California Natural Flows Webapp

Julie K.H. Zimmerman, Daren M. Carlisle, Jason T. May, Kirk R. Klausmeyer, Theodore E. Grantham, Larry R. Brown, Jeanette K. Howard, Nathaniel Rindlaub, Falk Schuetzenmeister

Water is essential for California’s people, economy, and environment. Centuries of water management through dams and diversion have altered the flows in many streams and rivers, which can harm the freshwater ecosystems. The Nature Conservancy and the United States Geological Survey (USGS), and other partners…

2019 | Freshwater | Technology | Science | Maps & Webmaps

GDE Pulse: Monitoring Groundwater Dependent Ecosystems with Satellites

Kirk Klausmeyer, Falk Schuetzenmeister, Nathaniel Rindlaub, Tanushree Biswas, Melissa M. Rohde, Jeanette Howard

94,333 unique ecosystems depend on groundwater in California. GDE Pulse lets you see how they have changed over the last 30 years.  Groundwater managers and environmental stakeholders often lack information about the health of critical groundwater dependent ecosystems (GDEs). To fill this information gap, we…

2019 | Terrestrial | Planning | Technology | Science | Maps & Webmaps

Planning for connectivity implementation in present-day California and for a changing future: a 3-D web-tour

Carrie Schloss, Dick Cameron, Nathaniel Rindlaub, Connor Shank

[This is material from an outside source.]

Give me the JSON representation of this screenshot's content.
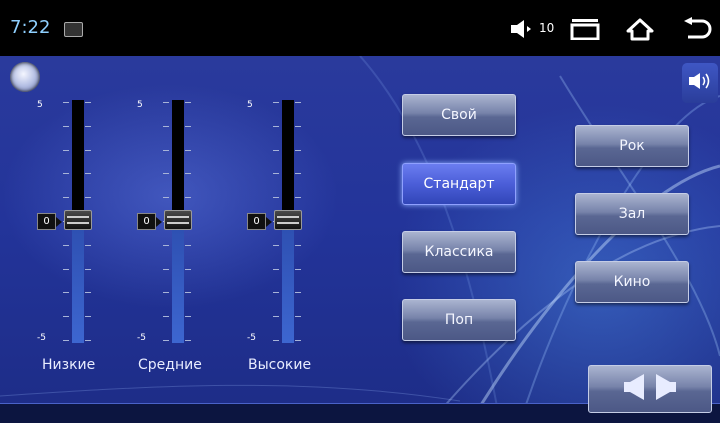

This interactive, web-based tour provides an accessible introduction to The Nature Conservancy’s analysis of wildlife movement routes for climate adaptation in California. Viewing these pathways in three-dimensional landscapes highlights the importance of elevation gradients, stream and river valleys, and topographic relief for species moving in…